Put the Sensory table in your Math center. The Math learning opportunities you can set up for students are endless! Students can build their vocabulary, count, compare, order, locate, sort, build, create, and measure using various tools in the Sensory table. You can also add a light table to your Math center.
When you are planning for your Math center, remember to create learning experiences and activities across all math content areas (number and operations, geometry and spatial sense, measurement, patterns and algebra, and data analysis). Next, I’ll show you some of the fun games and learning experiences I set up for my students to teach various math concepts and skills.
The counting concepts and skills I teach using number sense are: one-to-one correspondence, labeling collections of items, identifying numerals, and matching a number with a quantity.
- Roll and count games like this Dog Bone Game using real dog bones and a die
- Roll and dot it games (Zoo Cover Up) using one die
- Making numbers and quantities on Number Posters using play dough and dry erase markers
- Path Games Freebie
>>Grab the FREEBIE by entering your email in the box at the bottom of this blog post!<<
Operations and algebraic thinking sounds crazy for little learners to do, but they can do it at a very basic level. You want your students decomposing numbers, doing informal subtraction, doing information addition, and representing addition/subtraction with objects.
- Roll and Count Dog Bone Game using TWO dice (informal addition game)
- Race Car Race to 50 Game using TWO dice like (informal addition game)
- How many are hiding games? For the Fish Bowl Game, they have three fish and a rock. Student A closes her eyes. Student B hides some, all, or none of the fish. Student A opens her eyes and guesses how many fish are hiding based on how many she can and can’t see. (informal subtraction game)
- Ocean Bump -1 Game. The student rolls a dice and subtracts one from the quantity. (informal subtraction game)
Exploring patterns is just that….. students copying, extending, and creating patterns.
- Dot markers and paper
- Linking cubes and pattern cards.
- Snake pattern cards and gem counters (I made the snake cards with dot stickers)
- Ice cube tray and pom poms
Geometry for little learners is simply learning all about shapes. You want your students identifying shapes by name, describing shapes, comparing shapes, creating shapes, finding shapes in the environment, and combining shapes to make new shapes.
- Sort classroom objects by shape using Shape Cards
- Shape cookies and a cookie tray
- Toothpicks and play dough on trays
- Valentines’s Day Shape Game
Measuring for little learners is measuring using standard (rulers, scale, measuring cups) and non-standard tools (linking cubes, chains, beans).
- Scale and counters
- Measuring mittens with linking cubes
- Lining up animals by height

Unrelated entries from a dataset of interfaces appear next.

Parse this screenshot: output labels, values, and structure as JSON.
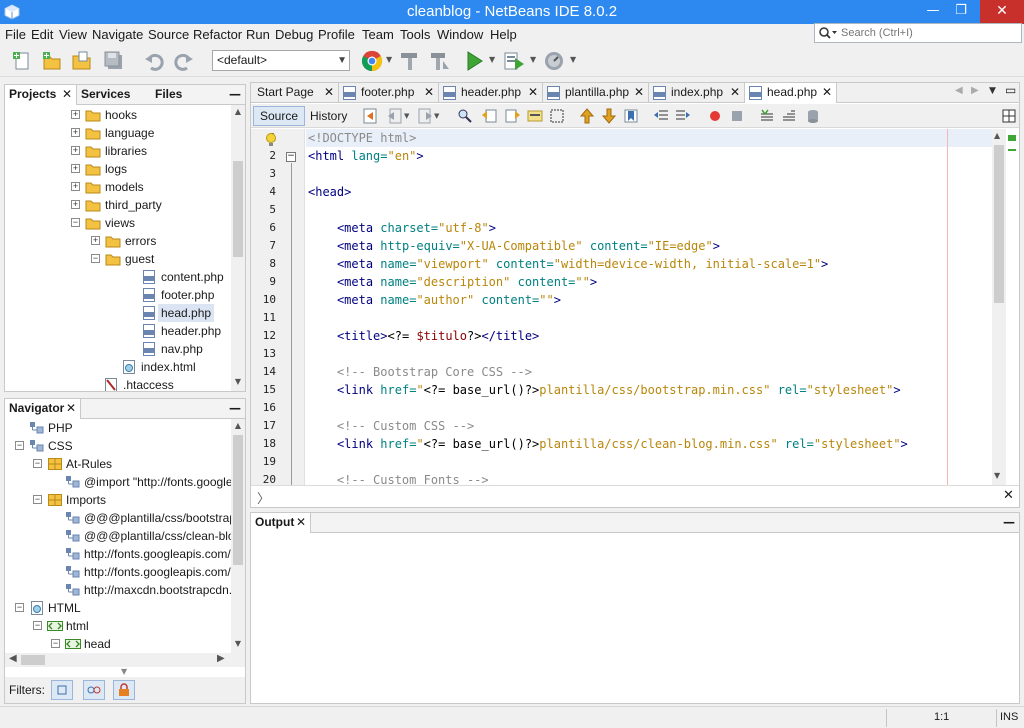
{
  "window": {
    "title": "cleanblog - NetBeans IDE 8.0.2",
    "minimize": "—",
    "maximize": "❐",
    "close": "✕"
  },
  "menu": [
    "File",
    "Edit",
    "View",
    "Navigate",
    "Source",
    "Refactor",
    "Run",
    "Debug",
    "Profile",
    "Team",
    "Tools",
    "Window",
    "Help"
  ],
  "search": {
    "placeholder": "Search (Ctrl+I)"
  },
  "toolbar": {
    "config": "<default>"
  },
  "projects_panel": {
    "tabs": [
      "Projects",
      "Services",
      "Files"
    ],
    "tree": [
      {
        "label": "hooks",
        "icon": "folder-icon",
        "expander": "+"
      },
      {
        "label": "language",
        "icon": "folder-icon",
        "expander": "+"
      },
      {
        "label": "libraries",
        "icon": "folder-icon",
        "expander": "+"
      },
      {
        "label": "logs",
        "icon": "folder-icon",
        "expander": "+"
      },
      {
        "label": "models",
        "icon": "folder-icon",
        "expander": "+"
      },
      {
        "label": "third_party",
        "icon": "folder-icon",
        "expander": "+"
      },
      {
        "label": "views",
        "icon": "folder-icon",
        "expander": "−"
      },
      {
        "label": "errors",
        "icon": "folder-icon",
        "expander": "+"
      },
      {
        "label": "guest",
        "icon": "folder-icon",
        "expander": "−"
      },
      {
        "label": "content.php",
        "icon": "php-file-icon"
      },
      {
        "label": "footer.php",
        "icon": "php-file-icon"
      },
      {
        "label": "head.php",
        "icon": "php-file-icon",
        "selected": true
      },
      {
        "label": "header.php",
        "icon": "php-file-icon"
      },
      {
        "label": "nav.php",
        "icon": "php-file-icon"
      },
      {
        "label": "index.html",
        "icon": "html-file-icon"
      },
      {
        "label": ".htaccess",
        "icon": "htaccess-file-icon"
      }
    ]
  },
  "navigator_panel": {
    "title": "Navigator",
    "tree": [
      {
        "label": "PHP",
        "icon": "php-node-icon"
      },
      {
        "label": "CSS",
        "icon": "css-node-icon",
        "expander": "−"
      },
      {
        "label": "At-Rules",
        "icon": "at-rules-icon",
        "expander": "−"
      },
      {
        "label": "@import \"http://fonts.googlea",
        "icon": "css-rule-icon"
      },
      {
        "label": "Imports",
        "icon": "imports-icon",
        "expander": "−"
      },
      {
        "label": "@@@plantilla/css/bootstrap.n",
        "icon": "css-rule-icon"
      },
      {
        "label": "@@@plantilla/css/clean-blog.",
        "icon": "css-rule-icon"
      },
      {
        "label": "http://fonts.googleapis.com/c",
        "icon": "css-rule-icon"
      },
      {
        "label": "http://fonts.googleapis.com/c",
        "icon": "css-rule-icon"
      },
      {
        "label": "http://maxcdn.bootstrapcdn.c",
        "icon": "css-rule-icon"
      },
      {
        "label": "HTML",
        "icon": "html-node-icon",
        "expander": "−"
      },
      {
        "label": "html",
        "icon": "html-tag-icon",
        "expander": "−"
      },
      {
        "label": "head",
        "icon": "html-tag-icon",
        "expander": "−"
      }
    ],
    "filters_label": "Filters:"
  },
  "editor": {
    "tabs": [
      "Start Page",
      "footer.php",
      "header.php",
      "plantilla.php",
      "index.php",
      "head.php"
    ],
    "active_tab": "head.php",
    "source_btn": "Source",
    "history_btn": "History",
    "line_numbers": [
      "1",
      "2",
      "3",
      "4",
      "5",
      "6",
      "7",
      "8",
      "9",
      "10",
      "11",
      "12",
      "13",
      "14",
      "15",
      "16",
      "17",
      "18",
      "19",
      "20"
    ],
    "lines": [
      "<!DOCTYPE html>",
      "<html lang=\"en\">",
      "",
      "<head>",
      "",
      "    <meta charset=\"utf-8\">",
      "    <meta http-equiv=\"X-UA-Compatible\" content=\"IE=edge\">",
      "    <meta name=\"viewport\" content=\"width=device-width, initial-scale=1\">",
      "    <meta name=\"description\" content=\"\">",
      "    <meta name=\"author\" content=\"\">",
      "",
      "    <title><?= $titulo?></title>",
      "",
      "    <!-- Bootstrap Core CSS -->",
      "    <link href=\"<?= base_url()?>plantilla/css/bootstrap.min.css\" rel=\"stylesheet\">",
      "",
      "    <!-- Custom CSS -->",
      "    <link href=\"<?= base_url()?>plantilla/css/clean-blog.min.css\" rel=\"stylesheet\">",
      "",
      "    <!-- Custom Fonts -->"
    ]
  },
  "output_panel": {
    "title": "Output"
  },
  "status": {
    "position": "1:1",
    "mode": "INS"
  }
}
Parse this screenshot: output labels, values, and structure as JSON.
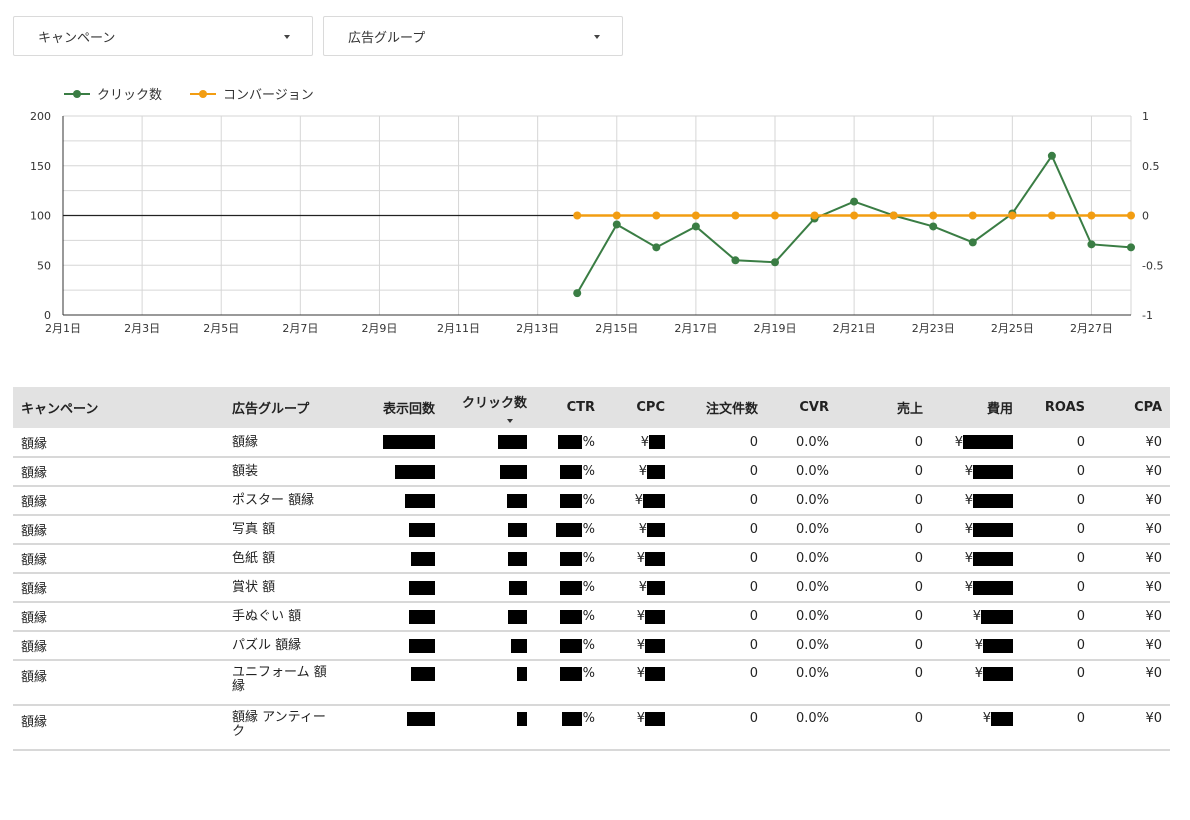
{
  "filters": {
    "campaign_label": "キャンペーン",
    "adgroup_label": "広告グループ"
  },
  "chart_data": {
    "type": "line",
    "legend_position": "top-left",
    "grid": true,
    "x": [
      "2月1日",
      "2月2日",
      "2月3日",
      "2月4日",
      "2月5日",
      "2月6日",
      "2月7日",
      "2月8日",
      "2月9日",
      "2月10日",
      "2月11日",
      "2月12日",
      "2月13日",
      "2月14日",
      "2月15日",
      "2月16日",
      "2月17日",
      "2月18日",
      "2月19日",
      "2月20日",
      "2月21日",
      "2月22日",
      "2月23日",
      "2月24日",
      "2月25日",
      "2月26日",
      "2月27日",
      "2月28日"
    ],
    "x_tick_labels": [
      "2月1日",
      "2月3日",
      "2月5日",
      "2月7日",
      "2月9日",
      "2月11日",
      "2月13日",
      "2月15日",
      "2月17日",
      "2月19日",
      "2月21日",
      "2月23日",
      "2月25日",
      "2月27日"
    ],
    "y_left": {
      "lim": [
        0,
        200
      ],
      "ticks": [
        "0",
        "50",
        "100",
        "150",
        "200"
      ]
    },
    "y_right": {
      "lim": [
        -1,
        1
      ],
      "ticks": [
        "-1",
        "-0.5",
        "0",
        "0.5",
        "1"
      ]
    },
    "series": [
      {
        "name": "クリック数",
        "color": "#3a7d44",
        "axis": "left",
        "values": [
          null,
          null,
          null,
          null,
          null,
          null,
          null,
          null,
          null,
          null,
          null,
          null,
          null,
          22,
          91,
          68,
          89,
          55,
          53,
          97,
          114,
          100,
          89,
          73,
          102,
          160,
          71,
          68
        ]
      },
      {
        "name": "コンバージョン",
        "color": "#f29d12",
        "axis": "right",
        "values": [
          null,
          null,
          null,
          null,
          null,
          null,
          null,
          null,
          null,
          null,
          null,
          null,
          null,
          0,
          0,
          0,
          0,
          0,
          0,
          0,
          0,
          0,
          0,
          0,
          0,
          0,
          0,
          0
        ]
      }
    ]
  },
  "table": {
    "headers": [
      "キャンペーン",
      "広告グループ",
      "表示回数",
      "クリック数",
      "CTR",
      "CPC",
      "注文件数",
      "CVR",
      "売上",
      "費用",
      "ROAS",
      "CPA"
    ],
    "rows": [
      {
        "campaign": "額縁",
        "adgroup": "額縁",
        "orders": "0",
        "cvr": "0.0%",
        "sales": "0",
        "roas": "0",
        "cpa": "¥0"
      },
      {
        "campaign": "額縁",
        "adgroup": "額装",
        "orders": "0",
        "cvr": "0.0%",
        "sales": "0",
        "roas": "0",
        "cpa": "¥0"
      },
      {
        "campaign": "額縁",
        "adgroup": "ポスター 額縁",
        "orders": "0",
        "cvr": "0.0%",
        "sales": "0",
        "roas": "0",
        "cpa": "¥0"
      },
      {
        "campaign": "額縁",
        "adgroup": "写真 額",
        "orders": "0",
        "cvr": "0.0%",
        "sales": "0",
        "roas": "0",
        "cpa": "¥0"
      },
      {
        "campaign": "額縁",
        "adgroup": "色紙 額",
        "orders": "0",
        "cvr": "0.0%",
        "sales": "0",
        "roas": "0",
        "cpa": "¥0"
      },
      {
        "campaign": "額縁",
        "adgroup": "賞状 額",
        "orders": "0",
        "cvr": "0.0%",
        "sales": "0",
        "roas": "0",
        "cpa": "¥0"
      },
      {
        "campaign": "額縁",
        "adgroup": "手ぬぐい 額",
        "orders": "0",
        "cvr": "0.0%",
        "sales": "0",
        "roas": "0",
        "cpa": "¥0"
      },
      {
        "campaign": "額縁",
        "adgroup": "パズル 額縁",
        "orders": "0",
        "cvr": "0.0%",
        "sales": "0",
        "roas": "0",
        "cpa": "¥0"
      },
      {
        "campaign": "額縁",
        "adgroup": "ユニフォーム 額縁",
        "orders": "0",
        "cvr": "0.0%",
        "sales": "0",
        "roas": "0",
        "cpa": "¥0"
      },
      {
        "campaign": "額縁",
        "adgroup": "額縁 アンティーク",
        "orders": "0",
        "cvr": "0.0%",
        "sales": "0",
        "roas": "0",
        "cpa": "¥0"
      }
    ],
    "ctr_suffix": "%",
    "yen_symbol": "¥"
  }
}
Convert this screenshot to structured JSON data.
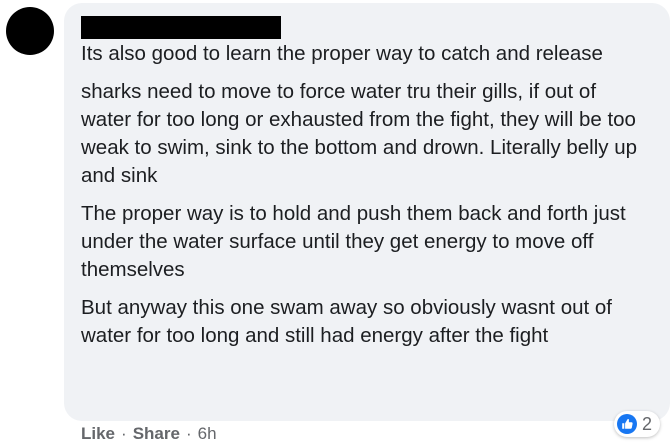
{
  "comment": {
    "paragraphs": [
      "Its also good to learn the proper way to catch and release",
      "sharks need to move to force water tru their gills, if out of water for too long or exhausted from the fight, they will be too weak to swim, sink to the bottom and drown. Literally belly up and sink",
      "The proper way is to hold and push them back and forth just under the water surface until they get energy to move off themselves",
      "But anyway this one swam away so obviously wasnt out of water for too long and still had energy after the fight"
    ],
    "reactions": {
      "icon": "thumbs-up-icon",
      "count": "2",
      "color": "#1877f2"
    },
    "actions": {
      "like_label": "Like",
      "share_label": "Share",
      "separator": "·",
      "timestamp": "6h"
    }
  },
  "colors": {
    "bubble": "#f0f2f5",
    "text": "#1c1e21",
    "secondary_text": "#65676b",
    "redaction": "#000000"
  }
}
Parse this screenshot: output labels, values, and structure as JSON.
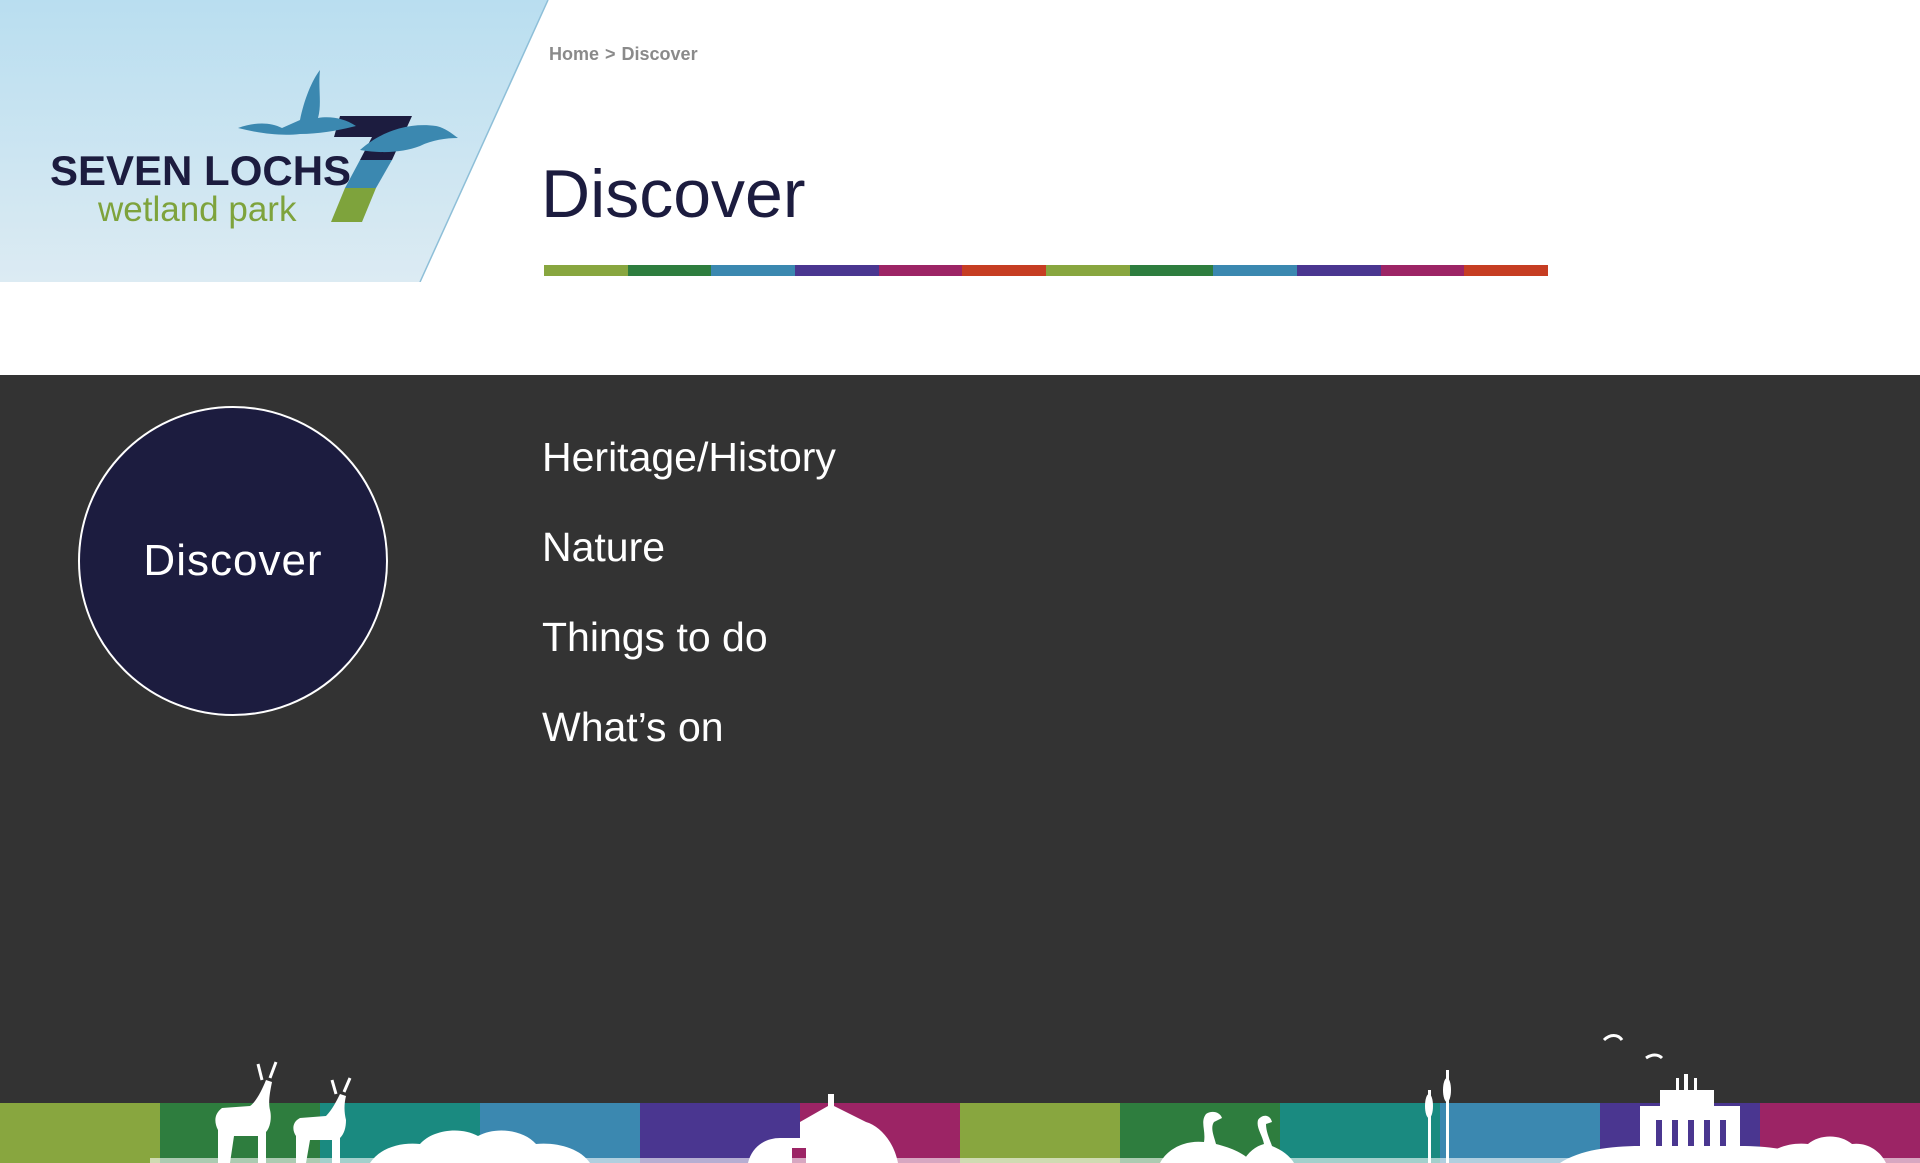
{
  "logo": {
    "title": "SEVEN LOCHS",
    "subtitle": "wetland park",
    "icon": "swan-icon"
  },
  "breadcrumb": {
    "home": "Home",
    "separator": ">",
    "current": "Discover"
  },
  "page": {
    "title": "Discover",
    "stripe_colors": [
      "#88a63f",
      "#2e7d3e",
      "#3b88b0",
      "#4a3690",
      "#9c2465",
      "#c63d22",
      "#88a63f",
      "#2e7d3e",
      "#3b88b0",
      "#4a3690",
      "#9c2465",
      "#c63d22"
    ]
  },
  "section": {
    "circle_label": "Discover"
  },
  "menu": {
    "items": [
      {
        "label": "Heritage/History"
      },
      {
        "label": "Nature"
      },
      {
        "label": "Things to do"
      },
      {
        "label": "What’s on"
      }
    ]
  },
  "footer": {
    "band_colors": [
      "#88a63f",
      "#2e7d3e",
      "#1a8a80",
      "#3b88b0",
      "#4a3690",
      "#9c2465",
      "#88a63f",
      "#2e7d3e",
      "#1a8a80",
      "#3b88b0",
      "#4a3690",
      "#9c2465"
    ]
  },
  "colors": {
    "navy": "#1c1c3f",
    "green": "#7ea33c",
    "dark_bg": "#333333"
  }
}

- Measuring pet animals with rainbow and bean rulers. Read how to make your own rainbow and bean rulers HERE.
Exploring data for little learners is collecting data and then using/talking about the information. Make your own spinner boards using transparent spinners.
- Student surveys (tally or dot the results)
- Pizza Topping Spin and Tally Graph Game
- Measuring flowers and writing height on a clipboard to see which is the tallest
- Zoo Animal Spin and Graph Bar Game
That was a long one! Thanks for reading to the end!
>>Grab the FREEBIE by entering your email in the box at the bottom of this blog post!<<
Check out all my Math and Literacy Centers in my store HERE. You can find tons of themes, seasons, and holiday center packs.
I did all the work for you. Just print, prep, and play! You can purchase them individually or in a money-saving bundle. There are THREE bundles: Seasons Center Bundle, Holiday Center Bundle, and Theme Center Bundle (various themes like teeth, pets, zoo, farm, camping, etc.).
Want to see how to set up the math center in a video? Check it out here.
Is your brain full of ideas? Pin this for later in case you forget!
If you need more Math inspiration, check out my Preschool Math board on Pinterest.
hey, i’m jackie!
I’m Jackie, your go-to girl for early childhood inspiration and research-based curriculum.